Drivers' need for speed is hard to break
Feel like you speed without even realizing it? You aren't alone.
A new study by the National Highway Transportation Safety Administration found that more than a quarter of those surveyed said "speeding is something I do without feeling."
Not surprisingly, just as many said, "I enjoy the feeling of driving fast."
(Read more: Must-have technologies for safe driving)
The report comes as the federal government moves to curb fatalities linked to speeding through public service announcements, such as the Click It Or Ticket campaign. Nearly a third of all traffic deaths, almost 10,000 annually, are due to speeding-related accidents, according to NHTSA.
"This is another reminder, as the busy holiday season approaches, to obey speed limits, reduce speed in inclement weather conditions and allow plenty of time to arrive safely," Transportation Secretary Anthony Foxx said.
One of the more troubling findings from NHTSA's National Survey of Speeding Attitudes and Behavior involves the idea that drivers think they have the skills to avoid deadly crashes at high speeds. Sixteen percent of those surveyed said they feel "driving over the speed limit is not dangerous for skilled drivers."
But that theory is flawed, according to NHTSA Administrator David Strickland. "Motorists who drive at excessive speeds put themselves and others at an increased risk of being involved in a crash and possibly of being injured or killed," he said.
(Read more: The 10 greatest sports cars of all time)
Incredibly, about four in five drivers questioned think driving at or near the speed limit makes it easier to avoid dangerous situations and lowers the odds of a crash.
The report also found that the highest percentage of those who admit to speeding are teenagers. In fact, 11 percent of respondents ages 16 to 20 admitted to having at least one speeding-related crash in the last five years. That compares to 4 percent for the rest of the population.

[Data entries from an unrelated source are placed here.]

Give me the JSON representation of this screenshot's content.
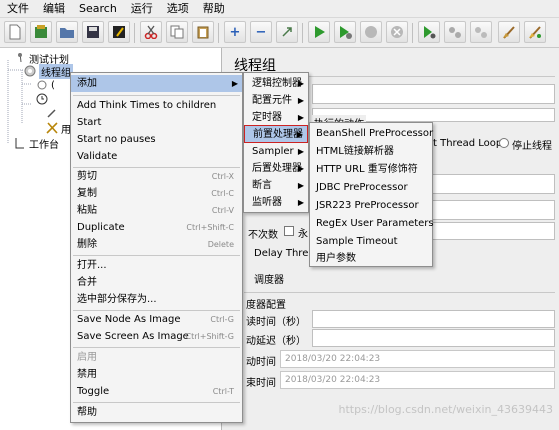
{
  "menubar": {
    "items": [
      "文件",
      "编辑",
      "Search",
      "运行",
      "选项",
      "帮助"
    ]
  },
  "tree": {
    "test_plan": "测试计划",
    "thread_group": "线程组",
    "hidden_child_1": "(",
    "hidden_child_2": "用",
    "workbench": "工作台"
  },
  "panel": {
    "title": "线程组",
    "action_partial": "执行的动作",
    "start_next_loop": "t Thread Loop",
    "stop_thread": "停止线程",
    "loop_label": "不次数",
    "forever": "永",
    "delay_thread": "Delay Threa",
    "scheduler": "调度器",
    "scheduler_config": "度器配置",
    "duration_label": "读时间（秒）",
    "startup_delay_label": "动延迟（秒）",
    "start_time_label": "动时间",
    "end_time_label": "束时间",
    "start_time_value": "2018/03/20 22:04:23",
    "end_time_value": "2018/03/20 22:04:23"
  },
  "context_menu": {
    "add": "添加",
    "add_think_times": "Add Think Times to children",
    "start": "Start",
    "start_no_pauses": "Start no pauses",
    "validate": "Validate",
    "cut": "剪切",
    "cut_acc": "Ctrl-X",
    "copy": "复制",
    "copy_acc": "Ctrl-C",
    "paste": "粘贴",
    "paste_acc": "Ctrl-V",
    "duplicate": "Duplicate",
    "duplicate_acc": "Ctrl+Shift-C",
    "delete": "删除",
    "delete_acc": "Delete",
    "open": "打开...",
    "merge": "合并",
    "save_selection": "选中部分保存为...",
    "save_node_image": "Save Node As Image",
    "save_node_image_acc": "Ctrl-G",
    "save_screen_image": "Save Screen As Image",
    "save_screen_image_acc": "Ctrl+Shift-G",
    "enable": "启用",
    "disable": "禁用",
    "toggle": "Toggle",
    "toggle_acc": "Ctrl-T",
    "help": "帮助"
  },
  "add_menu": {
    "logic_controller": "逻辑控制器",
    "config_element": "配置元件",
    "timer": "定时器",
    "pre_processors": "前置处理器",
    "sampler": "Sampler",
    "post_processors": "后置处理器",
    "assertions": "断言",
    "listener": "监听器"
  },
  "pre_menu": {
    "items": [
      "BeanShell PreProcessor",
      "HTML链接解析器",
      "HTTP URL 重写修饰符",
      "JDBC PreProcessor",
      "JSR223 PreProcessor",
      "RegEx User Parameters",
      "Sample Timeout",
      "用户参数"
    ]
  },
  "watermark": "https://blog.csdn.net/weixin_43639443",
  "colors": {
    "menu_highlight": "#aec6e8",
    "pre_highlight_border": "#cc2222",
    "run_green": "#2e9a2e"
  }
}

(Read more: America's best drivers: Go West, study says)
In the survey, male drivers admitted to speeding more often than female drivers.
Given many Americans' need for speed, NHTSA has launched a public service campaign called "5 to Drive." The program urges teenagers to think about five behaviors that could help avoid a crash: No speeding, no cellphone use or texting while driving, no extra passengers. no alcohol and no driving or riding without a seat belt.
Questions? Comments? BehindTheWheel@cnbc.com.